The City of Lakes land trust’s main focus is affordable housing, and staff members said they’re on pace to become the largest urban community land trust in the nation this year. The land trust bridges financing gaps for new homebuyers by owning the land underneath a home, while a homeowner owns the building. If the homeowner later moves out, they keep their equity and 25% of any increase in value. The land trust retains the land and uses the remaining portion of a value increase to aid the next owner’s purchase. 

Jeff Washburne, executive director of the City of Lakes Community Land Trust, said that while they’ve mastered the residential side, they don’t have the commercial side figured out yet. 

The trust is working with an advisory board and a consultant to determine exactly how the program would operate. One idea is a lease-to-purchase option for business space, with the trust keeping title to the land. Other options include a co-op with shared equity, or a standard below-market lease. 

“What I do know is that the city is changing quickly,” Washburne said. “Who gets to live in the city, who gets to work in the city, who gets to own a business in the city is increasingly not being decided by folks in this room. It’s being decided by outside forces.”

A handful of places in the country have attempted to use land trusts for commercial space, and their operations vary widely, according to a 2017 report by the Center for Urban and Regional Affairs. One group in Anchorage has acquired key properties with a vision for an arts and cultural district. One in Berkeley rents to businesses and nonprofits at below-market rents. One on Lopez Island, in Washington state, has a resource room to demonstrate energy conservation strategies.

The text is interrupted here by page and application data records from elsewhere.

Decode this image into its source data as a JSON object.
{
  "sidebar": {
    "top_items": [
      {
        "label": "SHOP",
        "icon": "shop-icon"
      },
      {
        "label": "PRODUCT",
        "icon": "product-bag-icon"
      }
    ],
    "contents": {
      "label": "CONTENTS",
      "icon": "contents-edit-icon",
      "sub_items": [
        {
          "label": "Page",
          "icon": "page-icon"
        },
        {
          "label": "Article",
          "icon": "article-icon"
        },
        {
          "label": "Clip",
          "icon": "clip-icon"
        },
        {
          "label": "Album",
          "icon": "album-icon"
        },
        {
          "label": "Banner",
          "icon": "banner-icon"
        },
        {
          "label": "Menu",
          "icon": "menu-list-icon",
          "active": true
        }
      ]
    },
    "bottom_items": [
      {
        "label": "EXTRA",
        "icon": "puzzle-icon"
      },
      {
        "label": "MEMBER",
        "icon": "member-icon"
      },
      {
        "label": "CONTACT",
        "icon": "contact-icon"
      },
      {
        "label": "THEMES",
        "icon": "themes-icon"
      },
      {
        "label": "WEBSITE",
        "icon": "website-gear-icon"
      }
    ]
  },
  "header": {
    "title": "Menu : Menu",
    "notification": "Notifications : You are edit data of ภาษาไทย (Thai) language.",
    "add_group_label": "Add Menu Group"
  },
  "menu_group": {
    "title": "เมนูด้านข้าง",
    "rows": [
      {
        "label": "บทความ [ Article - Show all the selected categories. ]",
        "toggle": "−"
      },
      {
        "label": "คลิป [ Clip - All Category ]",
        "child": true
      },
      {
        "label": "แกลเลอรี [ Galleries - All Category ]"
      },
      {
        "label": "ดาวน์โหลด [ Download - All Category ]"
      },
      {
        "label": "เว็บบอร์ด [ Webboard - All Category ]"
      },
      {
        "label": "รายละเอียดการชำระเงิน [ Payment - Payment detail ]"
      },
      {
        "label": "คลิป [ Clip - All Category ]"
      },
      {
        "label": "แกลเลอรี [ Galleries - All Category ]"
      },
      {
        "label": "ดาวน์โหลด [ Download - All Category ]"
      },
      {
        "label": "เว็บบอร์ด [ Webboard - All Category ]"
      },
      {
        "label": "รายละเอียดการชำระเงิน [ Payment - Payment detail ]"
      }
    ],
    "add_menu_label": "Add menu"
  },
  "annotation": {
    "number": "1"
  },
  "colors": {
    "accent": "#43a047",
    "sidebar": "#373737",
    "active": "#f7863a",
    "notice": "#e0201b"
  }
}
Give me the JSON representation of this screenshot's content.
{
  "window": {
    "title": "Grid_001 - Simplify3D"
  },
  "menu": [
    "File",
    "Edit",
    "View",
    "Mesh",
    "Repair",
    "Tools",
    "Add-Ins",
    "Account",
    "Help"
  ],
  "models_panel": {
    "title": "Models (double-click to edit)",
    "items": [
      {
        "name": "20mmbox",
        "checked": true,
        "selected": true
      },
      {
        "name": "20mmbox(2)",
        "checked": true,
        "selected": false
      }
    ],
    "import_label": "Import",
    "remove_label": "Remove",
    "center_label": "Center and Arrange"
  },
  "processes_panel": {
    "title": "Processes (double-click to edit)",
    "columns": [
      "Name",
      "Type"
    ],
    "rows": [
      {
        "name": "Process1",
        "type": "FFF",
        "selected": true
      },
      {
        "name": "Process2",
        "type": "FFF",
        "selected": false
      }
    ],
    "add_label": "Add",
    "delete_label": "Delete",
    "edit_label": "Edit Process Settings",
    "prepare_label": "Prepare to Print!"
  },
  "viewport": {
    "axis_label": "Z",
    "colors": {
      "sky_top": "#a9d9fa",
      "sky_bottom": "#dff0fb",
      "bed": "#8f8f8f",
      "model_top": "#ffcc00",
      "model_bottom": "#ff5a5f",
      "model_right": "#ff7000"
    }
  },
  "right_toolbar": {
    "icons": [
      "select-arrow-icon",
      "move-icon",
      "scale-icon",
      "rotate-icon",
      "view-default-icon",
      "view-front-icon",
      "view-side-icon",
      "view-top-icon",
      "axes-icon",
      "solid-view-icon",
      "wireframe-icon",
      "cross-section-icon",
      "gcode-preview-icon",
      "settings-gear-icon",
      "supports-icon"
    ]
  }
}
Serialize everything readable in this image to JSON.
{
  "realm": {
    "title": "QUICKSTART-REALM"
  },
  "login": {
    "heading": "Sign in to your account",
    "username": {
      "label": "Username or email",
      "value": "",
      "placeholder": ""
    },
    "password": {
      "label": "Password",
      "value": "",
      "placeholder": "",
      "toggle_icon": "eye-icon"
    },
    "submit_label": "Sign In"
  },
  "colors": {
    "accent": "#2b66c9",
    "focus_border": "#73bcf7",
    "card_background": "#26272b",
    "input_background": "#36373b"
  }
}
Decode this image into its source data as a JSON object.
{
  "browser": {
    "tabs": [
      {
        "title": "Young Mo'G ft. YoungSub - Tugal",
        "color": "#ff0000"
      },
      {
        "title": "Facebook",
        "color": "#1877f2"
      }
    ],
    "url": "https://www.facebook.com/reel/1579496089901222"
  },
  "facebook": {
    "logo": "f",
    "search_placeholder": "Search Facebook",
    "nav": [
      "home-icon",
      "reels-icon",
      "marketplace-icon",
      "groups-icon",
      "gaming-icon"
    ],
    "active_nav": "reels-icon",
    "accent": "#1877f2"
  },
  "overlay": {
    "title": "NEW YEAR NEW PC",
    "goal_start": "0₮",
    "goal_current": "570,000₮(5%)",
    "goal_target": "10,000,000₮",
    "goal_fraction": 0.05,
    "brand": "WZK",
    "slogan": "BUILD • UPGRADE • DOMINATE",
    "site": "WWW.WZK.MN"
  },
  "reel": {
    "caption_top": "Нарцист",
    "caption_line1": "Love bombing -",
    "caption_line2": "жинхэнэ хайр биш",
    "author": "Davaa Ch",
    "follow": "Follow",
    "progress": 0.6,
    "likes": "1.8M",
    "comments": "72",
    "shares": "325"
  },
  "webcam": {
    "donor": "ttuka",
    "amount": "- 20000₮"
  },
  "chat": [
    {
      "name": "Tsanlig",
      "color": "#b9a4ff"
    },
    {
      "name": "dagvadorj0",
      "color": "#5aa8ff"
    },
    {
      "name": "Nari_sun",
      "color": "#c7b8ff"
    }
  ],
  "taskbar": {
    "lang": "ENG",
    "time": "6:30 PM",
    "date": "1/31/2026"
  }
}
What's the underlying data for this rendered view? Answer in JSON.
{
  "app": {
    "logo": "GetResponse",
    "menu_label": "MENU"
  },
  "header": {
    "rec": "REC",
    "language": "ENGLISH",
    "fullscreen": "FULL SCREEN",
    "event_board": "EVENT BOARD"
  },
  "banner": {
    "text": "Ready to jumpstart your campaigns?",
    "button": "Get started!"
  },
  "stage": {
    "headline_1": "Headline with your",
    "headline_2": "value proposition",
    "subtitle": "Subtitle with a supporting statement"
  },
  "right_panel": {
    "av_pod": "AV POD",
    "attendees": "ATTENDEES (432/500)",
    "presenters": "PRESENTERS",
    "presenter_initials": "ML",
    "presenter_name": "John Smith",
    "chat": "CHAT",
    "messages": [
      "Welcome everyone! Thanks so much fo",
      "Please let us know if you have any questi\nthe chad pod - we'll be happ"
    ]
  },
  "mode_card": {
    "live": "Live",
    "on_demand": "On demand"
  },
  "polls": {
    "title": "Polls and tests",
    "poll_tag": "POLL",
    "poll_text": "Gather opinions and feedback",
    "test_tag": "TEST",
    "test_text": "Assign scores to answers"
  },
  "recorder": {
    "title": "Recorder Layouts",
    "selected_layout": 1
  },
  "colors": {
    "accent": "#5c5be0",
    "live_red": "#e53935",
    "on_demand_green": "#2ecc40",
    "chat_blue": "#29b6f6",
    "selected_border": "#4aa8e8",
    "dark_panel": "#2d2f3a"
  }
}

In the Rondo neighborhood in St. Paul, where highway development displaced hundreds of businesses, a land trust aims to help businesses survive with minimal debt on Selby Avenue as part of a $13.2 million development project. With plans to share profits, the trust rents to businesses like Golden Thyme Coffee & Cafe and the Neal family shoeshine business.  

In Black Ink recently moved in to its first independent storefront in the development. The nonprofit publishing house’s new release “Towards an African Education” focuses on quality education for students of African descent. Executive Director Rekhet Si-Asar said the move to Selby builds on a relationship with Golden Thyme, and they appreciated extra support to shape their new space in a neighborhood concerned about gentrification.

In Black Ink board members and advisors. Submitted photo

“There really needs to be more funding for small commercial development,” said Greg Finzell, executive director of the Rondo Community Land Trust. “You really have to piece funding from wherever you can find it. … When you’re working with people that are not necessarily bankable, there just isn’t much money out there for them.”

The City of Lakes commercial land trust currently has funding from the Jay & Rose Phillips Family Foundation (co-chaired by Rep. Dean Phillips). The trust also hopes to secure $50,000 in city funding set aside in 2017 for a commercial land trust pilot. A launch event is Jan. 16 at the Robert J. Jones Urban Research and Outreach-Engagement Center.

City staff said they want more information on the finances and details of how the land trust would work before sending a recommendation to the City Council. Staff said they would expect to see a tenant move in quickly after a sale, and they are committed to working with the land trust to make the idea work. 

The nonprofit hopes to acquire two commercial sites in 2020: the Whittier site and one in North Minneapolis. They would become the first projects of their kind in the state.

“If we’re able to own the land, we would be the first true commercial land trust in Minnesota,” Domonique Jones said.